I’m sat on a plane to Bali with ZERO idea about what the hell I’m doing. I have no accommodation booked. My budget is now blown before I’ve begun. But the island is all mine to explore. And after a month in Bali, then what – well more of not knowing. I fly on to the Sunshine Coast, where the loosely held plan is to volunteer at Wanderlust and then travel down to Byron Bay. Then over to Thailand for a training course. And finally back to Australia, probably Sydney, for some more ‘I have no ideas’ other than hopefully finding some work teaching yoga.

I spent so much of my time working in construction, with a sense of impending doom that evenutally someone might work out that I was just winging it. That was, until I realised everyone else is just a blagger too. This has been reconfirmed for me since spending time with other yoga teachers. Whilst passionate about what we teach, sometimes the sequence we pull together is a complete fluke. The classes we are offered happen by complete chance. The people who turn up to practice, completely random.

“One of those loud bangs might just be a firework filling the darkness with colour and wonder.”

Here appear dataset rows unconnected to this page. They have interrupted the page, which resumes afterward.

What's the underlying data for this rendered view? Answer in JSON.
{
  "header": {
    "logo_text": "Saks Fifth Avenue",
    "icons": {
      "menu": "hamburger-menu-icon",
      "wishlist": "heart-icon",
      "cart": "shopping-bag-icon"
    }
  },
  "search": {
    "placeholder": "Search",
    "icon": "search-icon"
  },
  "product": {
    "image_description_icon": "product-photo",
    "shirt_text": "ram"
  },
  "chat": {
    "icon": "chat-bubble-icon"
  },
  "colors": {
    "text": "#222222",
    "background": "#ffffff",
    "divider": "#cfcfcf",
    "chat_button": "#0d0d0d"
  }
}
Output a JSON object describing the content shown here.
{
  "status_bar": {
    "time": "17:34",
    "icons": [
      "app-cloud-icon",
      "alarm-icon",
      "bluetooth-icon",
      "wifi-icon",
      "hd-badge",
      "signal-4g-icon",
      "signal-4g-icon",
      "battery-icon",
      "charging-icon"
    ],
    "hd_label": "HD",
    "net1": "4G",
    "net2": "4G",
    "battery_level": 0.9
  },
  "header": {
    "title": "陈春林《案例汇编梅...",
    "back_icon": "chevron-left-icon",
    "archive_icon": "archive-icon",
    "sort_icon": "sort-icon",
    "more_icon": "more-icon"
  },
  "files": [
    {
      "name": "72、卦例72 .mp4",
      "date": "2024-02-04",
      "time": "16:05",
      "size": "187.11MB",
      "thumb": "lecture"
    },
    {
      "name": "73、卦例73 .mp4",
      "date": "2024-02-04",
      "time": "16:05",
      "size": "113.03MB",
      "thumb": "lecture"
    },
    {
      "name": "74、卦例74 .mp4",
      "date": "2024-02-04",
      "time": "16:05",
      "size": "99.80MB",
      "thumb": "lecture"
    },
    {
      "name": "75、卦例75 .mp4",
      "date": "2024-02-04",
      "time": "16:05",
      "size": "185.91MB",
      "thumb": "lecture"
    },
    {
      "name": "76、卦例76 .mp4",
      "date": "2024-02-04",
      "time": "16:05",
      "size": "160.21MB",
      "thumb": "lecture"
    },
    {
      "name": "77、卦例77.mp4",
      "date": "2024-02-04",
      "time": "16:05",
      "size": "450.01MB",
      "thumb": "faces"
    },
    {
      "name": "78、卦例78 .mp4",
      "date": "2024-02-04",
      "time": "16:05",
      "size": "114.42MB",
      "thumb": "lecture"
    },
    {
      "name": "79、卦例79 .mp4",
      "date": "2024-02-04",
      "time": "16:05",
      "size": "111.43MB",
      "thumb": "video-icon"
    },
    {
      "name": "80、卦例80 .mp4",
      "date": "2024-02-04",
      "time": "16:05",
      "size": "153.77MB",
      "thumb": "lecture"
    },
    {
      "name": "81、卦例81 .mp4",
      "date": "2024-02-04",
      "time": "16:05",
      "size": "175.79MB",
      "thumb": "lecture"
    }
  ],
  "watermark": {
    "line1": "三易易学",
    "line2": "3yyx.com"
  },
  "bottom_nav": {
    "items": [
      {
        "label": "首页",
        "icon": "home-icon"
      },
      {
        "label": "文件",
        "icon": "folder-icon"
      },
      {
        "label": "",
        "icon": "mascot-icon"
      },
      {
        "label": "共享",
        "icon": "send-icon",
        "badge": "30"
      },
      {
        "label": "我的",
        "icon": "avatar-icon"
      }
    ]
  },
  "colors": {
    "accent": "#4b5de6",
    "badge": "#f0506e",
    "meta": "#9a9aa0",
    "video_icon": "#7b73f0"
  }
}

But through it all, the one thing I know for sure, is that if you want these flukes, chances and random opportunities to come your way, then you have to put yourself out there. You have to walk the firing line with the faith that one of those loud bangs might just be a firework filling the darkness with colour and wonder. When you feel like your swimming upstream, kicking frantically under the water or maybe just sinking, remember I don’t have a clue what I’m doing either. And that’s ok. And if I’m honest, I don’t believe that anyone else really does either. So I’m putting it out there into the universe. Go dance, sing and laugh along a path that’s all yours for the taking, if only you stop thinking so much and start believing a little more.

 

Disclaimer: if this article makes no sense, is badly written or you found any other flaw – firstly thanks for making all the way down to the disclaimer, and secondly, I’m blaming the altitude and lack of sleep.